Follow proper procedures to making fruit butter and for canning per the National Center for Home Food Preservation. Butter recipes for canning can be found lots of places like Balls Complete Book of Home Preservation. Process according to your altitude. I boiled the fruit until it coated my spoon and came off in a sheet and processed once it reached a rolling boil for about 10-15 minutes. I’m not a professional canner and I don’t want to give you information that may be considered inaccurate because of botulism and other goodies that can grow if not preserved appropriately and will make you very sick, so please please please consult with the National Center if you don’t know how to can, or need more accurate instructions. 

Saving Autumn Olives For Fruit Smoothies

When you mill autumn olives to remove the pits, the mash will look an awful lot like a smoothie in consistency. The next day when it sets it will feel like a firm pudding, or as my childhood memories remind me – Nickelodeons Gak. Given how good these berries are for you, and the natural consistency of their mash, I am going to process more of these and freeze them into ice cube trays. I’ll then vacuum seal the frozen berry mash cubes into bags with about 4-5 in each bag. I’ll use these in place of ice cubes when I make smoothies.

Autumn Olive Frozen Fruit Butter

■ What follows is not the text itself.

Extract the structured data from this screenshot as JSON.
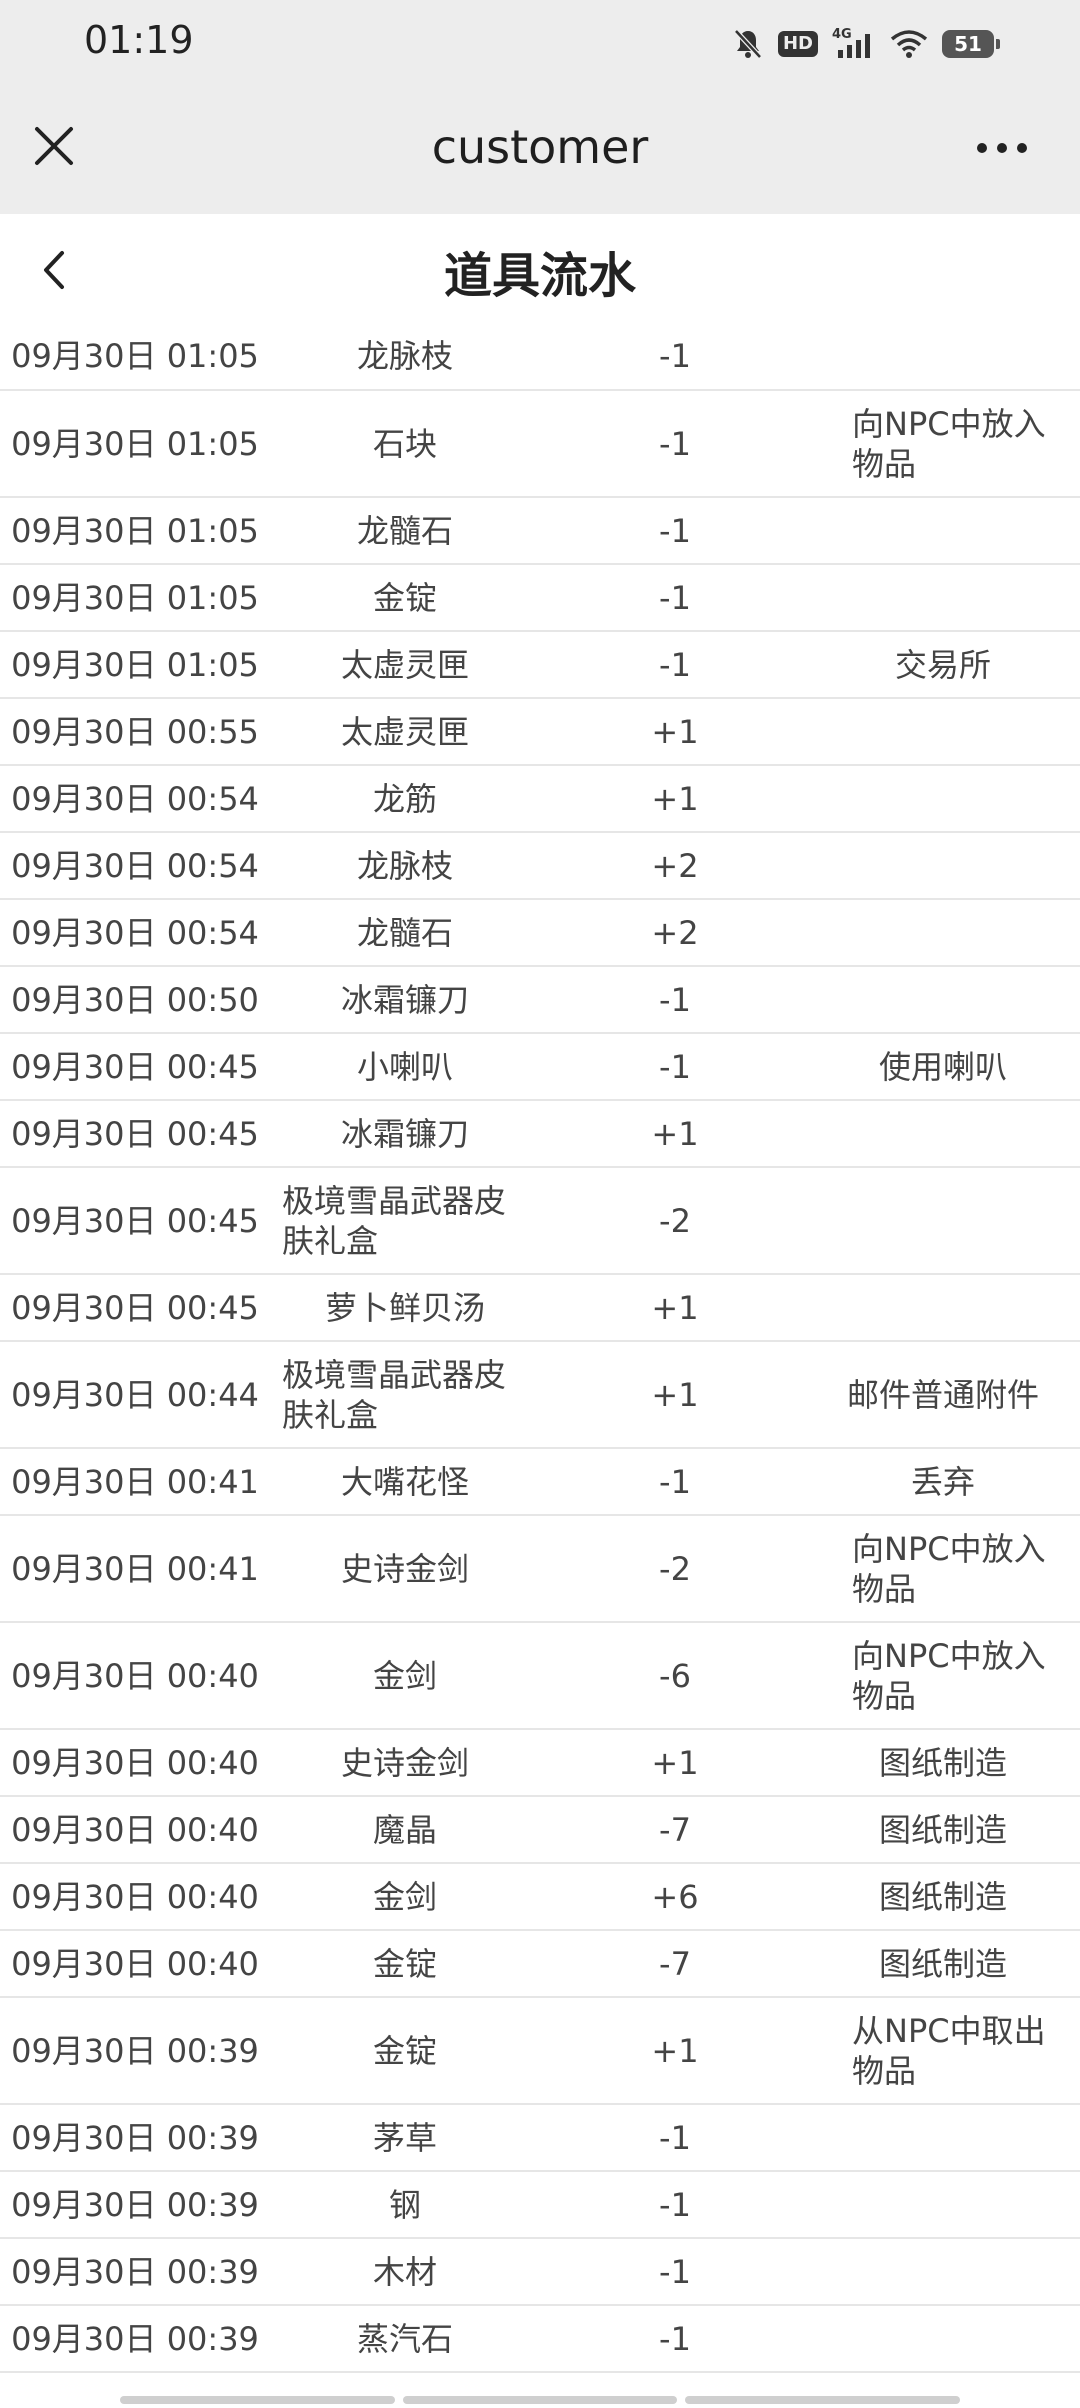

Given the natural smoothie butter consistency of the mash, it makes perfectly good sense to me that if the mash freezes and thaws well, I could easily thaw one or two cubes of mash and mix it with a little maple syrup to make a really nice spread for toast. I’m interested in testing this method with the cubes vacuum sealed to protect against freezer burn, but I’m glad I preserved a batch too.

Autumn Olive Cake Topping

This sounds ridiculous but it is *so darn good*. I recently made a banana molasses spice cake and man oh man, the butter I made and preserved is ridiculous with it. Not only is it super tasty, it sits and holds really well. This would make a great spread in between layers because it will soak into the cake without totally soaking in. I wouldn’t use it on the sides because it would slip off. I’m sure the fresh mash could be doctored into a stiff frosting, but lets face it that is way out of my jurisdiction as I’m a pantry baker at best.

My final opinion…

Make it. Eat it. Love it. I think I love the mash best on it’s own with just a little sweetner, if I’m being entirely honest. I just don’t like taking something so healthy for you and ruining it with so much sugar. I bet I could make it with a lot less sugar if I upped the pectin. That might be the next trial. That doesn’t mean I won’t lick clean every jar I preserved already though. I will. Oh, I will.

xo,

Heather

P.S. Winnie was eating rearing off the ground and jumping for the berries her nose deemed best. Good God, I love these dogs.